Bob Butkins - Posted on April 20, 2011
Clay, I worked for a company in PA that did over 100 high-end Annual Reports a year. In CA, I worked for a company that produced web and sheetfed car books. It was not unusual to print $150,000 projects with color correction and retouching budgets of $25,000 -- to create the premium image piece of the year for that company. (And you better not have a hickey on the President's face!) I am sorry to say that neither will be "coming back", especially AR's. You are forgetting about the legal reasons why AR's went by the wayside. If you were a publicly traded firm, you had to mail out an Annual 30 days before the Shareholders Annual Meeting to comply with SEC regulations. The SEC changed those regulations and corporations stopped printing the AR. Now they post electronic downloads from the corporate web site.
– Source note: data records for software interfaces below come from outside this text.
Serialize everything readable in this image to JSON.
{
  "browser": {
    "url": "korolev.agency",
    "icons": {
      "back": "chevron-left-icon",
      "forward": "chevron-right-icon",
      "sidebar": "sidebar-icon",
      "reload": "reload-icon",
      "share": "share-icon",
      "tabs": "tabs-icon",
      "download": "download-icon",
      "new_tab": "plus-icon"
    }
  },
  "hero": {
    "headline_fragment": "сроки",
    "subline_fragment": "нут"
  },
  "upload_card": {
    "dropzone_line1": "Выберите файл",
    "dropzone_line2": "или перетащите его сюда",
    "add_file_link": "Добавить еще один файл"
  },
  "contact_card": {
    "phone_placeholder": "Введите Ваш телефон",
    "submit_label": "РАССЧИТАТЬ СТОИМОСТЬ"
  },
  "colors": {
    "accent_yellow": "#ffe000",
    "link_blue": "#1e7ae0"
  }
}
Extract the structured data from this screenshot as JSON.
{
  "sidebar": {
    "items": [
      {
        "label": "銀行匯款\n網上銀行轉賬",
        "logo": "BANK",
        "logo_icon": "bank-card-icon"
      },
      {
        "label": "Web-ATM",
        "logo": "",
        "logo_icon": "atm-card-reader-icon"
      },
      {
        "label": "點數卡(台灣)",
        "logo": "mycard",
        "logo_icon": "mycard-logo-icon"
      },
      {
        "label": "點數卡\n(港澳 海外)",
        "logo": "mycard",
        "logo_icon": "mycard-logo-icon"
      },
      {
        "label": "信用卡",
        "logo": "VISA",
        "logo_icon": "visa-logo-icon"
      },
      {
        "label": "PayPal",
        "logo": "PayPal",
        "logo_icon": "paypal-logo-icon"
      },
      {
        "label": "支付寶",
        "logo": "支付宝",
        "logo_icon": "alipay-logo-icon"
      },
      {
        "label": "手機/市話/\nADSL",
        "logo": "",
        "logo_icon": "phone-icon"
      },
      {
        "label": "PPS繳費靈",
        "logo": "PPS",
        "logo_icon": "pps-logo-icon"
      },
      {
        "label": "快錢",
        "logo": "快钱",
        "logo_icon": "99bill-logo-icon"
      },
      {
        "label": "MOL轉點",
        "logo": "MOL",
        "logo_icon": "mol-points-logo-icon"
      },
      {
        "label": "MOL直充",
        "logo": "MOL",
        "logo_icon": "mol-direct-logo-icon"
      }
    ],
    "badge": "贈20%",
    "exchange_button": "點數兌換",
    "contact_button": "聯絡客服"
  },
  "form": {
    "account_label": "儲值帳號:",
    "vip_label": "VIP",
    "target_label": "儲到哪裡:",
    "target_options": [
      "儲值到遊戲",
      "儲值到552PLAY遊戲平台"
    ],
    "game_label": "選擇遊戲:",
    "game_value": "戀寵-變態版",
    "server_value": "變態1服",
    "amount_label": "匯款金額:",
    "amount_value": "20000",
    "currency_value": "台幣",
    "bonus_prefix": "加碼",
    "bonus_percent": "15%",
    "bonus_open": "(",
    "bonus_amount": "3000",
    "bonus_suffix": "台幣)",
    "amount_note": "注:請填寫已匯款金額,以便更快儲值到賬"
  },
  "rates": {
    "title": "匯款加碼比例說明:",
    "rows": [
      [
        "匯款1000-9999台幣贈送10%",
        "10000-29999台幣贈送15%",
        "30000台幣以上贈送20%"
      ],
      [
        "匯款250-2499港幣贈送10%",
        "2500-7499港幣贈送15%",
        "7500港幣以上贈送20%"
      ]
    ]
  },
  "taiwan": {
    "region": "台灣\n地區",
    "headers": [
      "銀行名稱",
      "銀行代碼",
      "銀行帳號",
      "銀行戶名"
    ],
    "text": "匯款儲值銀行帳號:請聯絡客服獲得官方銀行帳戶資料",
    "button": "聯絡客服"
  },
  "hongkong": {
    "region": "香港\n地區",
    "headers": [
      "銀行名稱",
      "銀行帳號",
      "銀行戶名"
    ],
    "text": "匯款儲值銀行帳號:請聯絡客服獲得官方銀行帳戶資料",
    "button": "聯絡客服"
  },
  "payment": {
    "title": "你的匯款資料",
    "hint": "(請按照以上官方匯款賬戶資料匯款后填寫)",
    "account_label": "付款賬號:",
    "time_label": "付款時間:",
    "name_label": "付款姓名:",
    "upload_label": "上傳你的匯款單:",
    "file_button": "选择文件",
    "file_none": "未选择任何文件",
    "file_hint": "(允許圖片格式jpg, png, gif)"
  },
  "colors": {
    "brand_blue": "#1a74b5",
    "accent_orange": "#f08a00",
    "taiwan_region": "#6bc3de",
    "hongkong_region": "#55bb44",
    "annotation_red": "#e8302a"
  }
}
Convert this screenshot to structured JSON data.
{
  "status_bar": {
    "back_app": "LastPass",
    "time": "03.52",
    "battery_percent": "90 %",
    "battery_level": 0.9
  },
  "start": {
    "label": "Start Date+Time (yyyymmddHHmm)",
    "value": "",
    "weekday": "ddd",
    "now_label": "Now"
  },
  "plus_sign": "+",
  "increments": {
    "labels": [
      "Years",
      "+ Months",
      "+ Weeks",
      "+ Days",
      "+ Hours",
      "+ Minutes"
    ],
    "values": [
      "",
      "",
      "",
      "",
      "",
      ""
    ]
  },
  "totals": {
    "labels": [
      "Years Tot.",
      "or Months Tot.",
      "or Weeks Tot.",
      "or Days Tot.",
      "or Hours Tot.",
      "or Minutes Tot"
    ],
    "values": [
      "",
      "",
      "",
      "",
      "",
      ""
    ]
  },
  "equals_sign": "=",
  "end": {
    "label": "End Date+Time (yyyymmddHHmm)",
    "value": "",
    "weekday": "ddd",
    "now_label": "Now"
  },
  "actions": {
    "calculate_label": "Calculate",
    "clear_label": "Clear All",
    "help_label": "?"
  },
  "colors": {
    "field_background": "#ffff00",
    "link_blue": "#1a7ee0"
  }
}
So in addition to all the cost and New Media pressures on Annual Reports, the legalities also killed the Annual Report printers.